The incident immediately kicked off yet another “national conversation,” this one about “Christian terrorism” and the threat of pro-life speech. Vicki Saporta, president of the National Abortion Federation, accused pro-life groups of igniting a “firestorm of hate.” She claimed that pro-life activists “knew there could be these types of consequences” yet “ratcheted up the rhetoric anyway.” Over at Patheos, atheist writer Dan Arel wrote a widely shared piece proclaiming Christian terrorism “a bigger threat to U.S. freedom than Islamic extremism.” ThinkProgress made sure to label the violence specifically Christian and went on to repeat what was (before San Bernardino and Orlando) a favorite left-wing talking point: that right-wing extremists had killed more Americans since 9/11 than Islamic terrorists.
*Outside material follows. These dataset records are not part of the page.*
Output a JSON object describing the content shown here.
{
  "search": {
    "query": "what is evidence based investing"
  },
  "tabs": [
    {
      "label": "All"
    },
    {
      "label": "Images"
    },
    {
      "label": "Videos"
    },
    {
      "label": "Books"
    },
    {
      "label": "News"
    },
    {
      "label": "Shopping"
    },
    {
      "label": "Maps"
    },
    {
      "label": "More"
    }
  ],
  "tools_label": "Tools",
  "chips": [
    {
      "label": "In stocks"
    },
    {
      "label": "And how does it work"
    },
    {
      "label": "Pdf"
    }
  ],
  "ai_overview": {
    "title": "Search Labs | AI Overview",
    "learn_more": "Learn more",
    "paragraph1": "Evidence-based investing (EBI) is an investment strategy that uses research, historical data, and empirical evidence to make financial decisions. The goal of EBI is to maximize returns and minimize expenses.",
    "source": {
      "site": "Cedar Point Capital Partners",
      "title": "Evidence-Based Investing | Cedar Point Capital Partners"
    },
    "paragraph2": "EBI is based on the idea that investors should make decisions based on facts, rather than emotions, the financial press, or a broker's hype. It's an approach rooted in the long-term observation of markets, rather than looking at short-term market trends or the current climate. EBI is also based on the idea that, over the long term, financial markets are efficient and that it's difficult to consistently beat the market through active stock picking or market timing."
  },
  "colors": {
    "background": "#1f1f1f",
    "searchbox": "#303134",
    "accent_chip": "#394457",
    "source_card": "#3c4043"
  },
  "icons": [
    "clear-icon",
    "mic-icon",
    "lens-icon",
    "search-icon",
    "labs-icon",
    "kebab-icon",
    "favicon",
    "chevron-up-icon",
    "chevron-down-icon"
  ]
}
Fast-forward one year from Dear’s attack. Last weekend, four police officers were shot on a “bloody Sunday” for our nation’s law enforcement, three of them in what appeared to be targeted, ambush-style attacks. In San Antonio, an assassin killed a police officer and sped away. In St. Louis, a man shot a passing officer in the face and was later killed in a gun battle with other cops. In Sanibel, Fla., an officer was shot as he sat in his patrol car after a traffic stop.
These attacks come on the heels of the mass shootings in Dallas and Baton Rouge, where politically motivated gunmen killed a total of eight police officers. The San Antonio cop was the 20th police officer killed in an ambush attack this year. Even before December, the number of ambush attacks on officers has hit a ten-year high. Year-to-date, there is a shocking 67 percent rise in fatal shootings of police.
This is the worst kind of double standard. When violence is done in the name of a right-wing cause, it’s used as evidence that the Right writ large is dangerous. When it is done in the name of a left-wing cause, it’s rationalized, minimized, or excused to the point where a good cop, bad cop dynamic emerges, in which the political system is forced to deal with the “respectable” activists or feel the fury of the street. And if some cops die? Well, the murderers of 2016 will be the “political prisoners” of 2036. The sad cycle will repeat itself.
— David French is an attorney, and a staff writer at National Review.